Inmates working in El Paso morgue amid surge in coronavirus-related deaths
Several Texas inmates are working in the El Paso County morgue amid a surge in coronavirus-related deaths and a backlog for autopsies.
Chris Acosta, a spokesperson for El Paso County Sheriff’s Office, told The Hill on Monday that inmates are volunteering to work every day from 8 a.m. to 4 p.m., starting Monday.
Inmates usually wouldn’t be paid for community work, but “trustees refused to work unless they were compensated,” so they are given $2 per hour, she told The Texas Tribune.
The inmates who are assisting at the morgue were convicted on misdemeanor charges and are being held under minimum security. The morgue and hospital are providing these volunteers with personal protective equipment.
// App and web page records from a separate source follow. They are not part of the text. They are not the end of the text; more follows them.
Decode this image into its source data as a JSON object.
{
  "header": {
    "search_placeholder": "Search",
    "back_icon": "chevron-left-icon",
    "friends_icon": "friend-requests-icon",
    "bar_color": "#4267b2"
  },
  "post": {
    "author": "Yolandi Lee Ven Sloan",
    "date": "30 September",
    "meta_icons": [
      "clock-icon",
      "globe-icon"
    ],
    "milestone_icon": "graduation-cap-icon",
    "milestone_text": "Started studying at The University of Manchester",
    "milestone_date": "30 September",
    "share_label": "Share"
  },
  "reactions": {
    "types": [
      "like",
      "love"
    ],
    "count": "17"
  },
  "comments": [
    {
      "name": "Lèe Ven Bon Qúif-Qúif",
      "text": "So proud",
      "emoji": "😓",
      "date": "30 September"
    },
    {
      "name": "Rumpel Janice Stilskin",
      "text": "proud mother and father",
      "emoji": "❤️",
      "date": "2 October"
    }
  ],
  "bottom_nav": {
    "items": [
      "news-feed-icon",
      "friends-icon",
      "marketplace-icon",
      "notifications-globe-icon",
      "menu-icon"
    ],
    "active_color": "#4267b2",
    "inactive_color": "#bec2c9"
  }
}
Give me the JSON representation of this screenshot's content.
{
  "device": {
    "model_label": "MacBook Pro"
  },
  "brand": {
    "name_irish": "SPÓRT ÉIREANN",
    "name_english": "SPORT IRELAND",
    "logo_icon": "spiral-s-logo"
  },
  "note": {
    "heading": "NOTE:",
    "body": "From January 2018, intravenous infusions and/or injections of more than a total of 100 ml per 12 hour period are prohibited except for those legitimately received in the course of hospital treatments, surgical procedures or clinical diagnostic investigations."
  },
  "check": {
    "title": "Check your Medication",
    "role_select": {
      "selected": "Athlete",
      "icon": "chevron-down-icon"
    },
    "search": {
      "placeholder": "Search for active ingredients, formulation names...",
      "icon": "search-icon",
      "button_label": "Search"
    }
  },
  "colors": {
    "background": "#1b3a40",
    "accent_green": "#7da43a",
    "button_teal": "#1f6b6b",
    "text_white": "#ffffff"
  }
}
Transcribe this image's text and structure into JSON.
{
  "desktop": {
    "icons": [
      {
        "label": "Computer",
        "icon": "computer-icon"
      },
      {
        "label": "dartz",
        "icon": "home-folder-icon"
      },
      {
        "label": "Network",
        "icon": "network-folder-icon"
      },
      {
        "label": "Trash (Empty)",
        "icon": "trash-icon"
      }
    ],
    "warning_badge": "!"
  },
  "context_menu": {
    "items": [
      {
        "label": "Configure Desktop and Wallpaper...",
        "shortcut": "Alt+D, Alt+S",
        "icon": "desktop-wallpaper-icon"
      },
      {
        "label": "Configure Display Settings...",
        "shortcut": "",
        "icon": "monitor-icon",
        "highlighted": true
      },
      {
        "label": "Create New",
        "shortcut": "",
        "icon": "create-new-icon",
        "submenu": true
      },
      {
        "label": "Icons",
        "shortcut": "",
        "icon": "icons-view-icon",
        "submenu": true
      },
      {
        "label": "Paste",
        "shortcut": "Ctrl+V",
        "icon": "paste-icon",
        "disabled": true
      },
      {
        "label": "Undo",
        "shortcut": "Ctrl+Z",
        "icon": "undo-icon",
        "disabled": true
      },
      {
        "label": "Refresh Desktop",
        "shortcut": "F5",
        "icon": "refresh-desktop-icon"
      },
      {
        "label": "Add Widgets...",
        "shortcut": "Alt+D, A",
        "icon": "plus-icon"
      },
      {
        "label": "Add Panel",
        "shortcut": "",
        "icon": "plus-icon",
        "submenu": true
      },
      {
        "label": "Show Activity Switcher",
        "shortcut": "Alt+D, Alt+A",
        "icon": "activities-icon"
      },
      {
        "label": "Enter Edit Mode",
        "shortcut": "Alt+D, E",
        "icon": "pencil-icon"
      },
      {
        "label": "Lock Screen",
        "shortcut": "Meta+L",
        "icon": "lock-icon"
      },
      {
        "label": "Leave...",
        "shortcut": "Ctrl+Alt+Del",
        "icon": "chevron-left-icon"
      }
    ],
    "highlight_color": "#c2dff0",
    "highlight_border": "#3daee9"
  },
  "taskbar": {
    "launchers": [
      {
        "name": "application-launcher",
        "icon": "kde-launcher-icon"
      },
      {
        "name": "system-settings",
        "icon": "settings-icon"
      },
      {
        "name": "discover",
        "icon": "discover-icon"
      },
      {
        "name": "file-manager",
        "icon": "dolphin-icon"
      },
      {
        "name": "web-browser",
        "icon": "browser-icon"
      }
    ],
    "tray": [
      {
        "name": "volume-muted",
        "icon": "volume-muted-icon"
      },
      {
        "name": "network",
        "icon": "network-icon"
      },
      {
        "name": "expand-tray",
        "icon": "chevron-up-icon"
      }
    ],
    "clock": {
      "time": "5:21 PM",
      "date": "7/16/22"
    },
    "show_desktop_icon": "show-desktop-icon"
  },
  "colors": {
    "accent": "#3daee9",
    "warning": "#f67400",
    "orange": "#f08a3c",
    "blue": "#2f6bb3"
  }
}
Images and video showed the inmates moving the bodies to eight mobile morgues in front of the medical examiner’s office. The assignment is considered temporary as the county waits for the National Guard’s help, Acosta told The Hill.
As of Sunday, the county has recorded 769 deaths since the beginning of the pandemic. About 1,111 patients are currently hospitalized in the county, 300 of whom are in the intensive care unit, according to county statistics.
The number of hospitalizations in El Paso County has been on the rise, almost reaching 10 times the count in September, according to the Tribune.
El Paso city and county officials tried to shut down nonessential businesses to prevent the virus from further spreading.
A state appeals court struck down the closures last week after challenges by local restaurants and Texas Attorney General Ken Paxton (R).